Cornell Law School’s Gregory Alexander and Eduardo M. Peñalver are the authors of the new book An Introduction to Property Theory. Released in June by Cambridge University Press, the book examines the leading modern theories of property through lucid descriptions of contemporary controversies.
UPDATE: On October 3, 2012, the Law School hosted a celebration honoring the publication of An Introduction to Property Theory. Featured speakers included Larissa Katz, associate professor at Queen’s University; Shyam Balganesh, assistant professor of law at the University of Pennsylvania; and, Laura Underkuffler, Associate Dean for Academic Affairs and J. DuPratt White Professor of Law at Cornell Law School. Here is a video provided by the Cornell Law Library of the event.
“We are hopeful that the book will provide a useful introduction to the many debates over the nature and philosophical foundations of property,” says Peñalver, Professor of Law. “At the same time, we wanted to provide an overview of recent property scholarship, identifying the most active debates as well as the areas of consensus.” Adds Alexander, A. Robert Noll Professor of Law, “The book’s secondary purpose is to provide a brief account of our own theory of property, which is based on the value of human flourishing.”
Through the lenses of such issues as redistribution, the right to exclude, regulatory takings, eminent domain, and intellectual property, An Introduction surveys the Lockean, libertarian, utilitarian/law-and-economics, personhood, Kantian, and human flourishing frameworks of property law theory. In particular it highlights the Aristotelian human flourishing theory, providing the most comprehensive introduction to date.

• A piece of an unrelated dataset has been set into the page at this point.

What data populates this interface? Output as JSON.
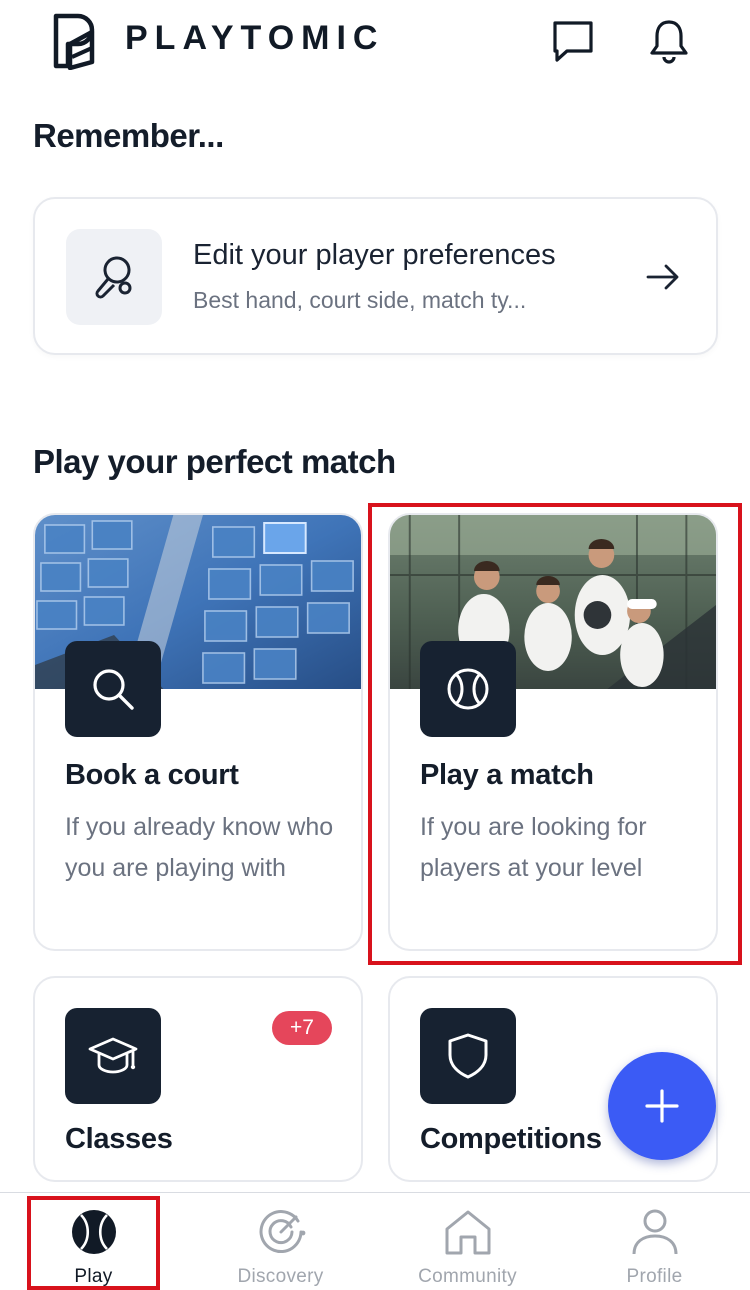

Though the authors have aimed to make property theory accessible to beginners, says Peñalver, the book will also be interesting “to specialists immersed in the debates we are describing and engaging.”
-- Owen Lubozynski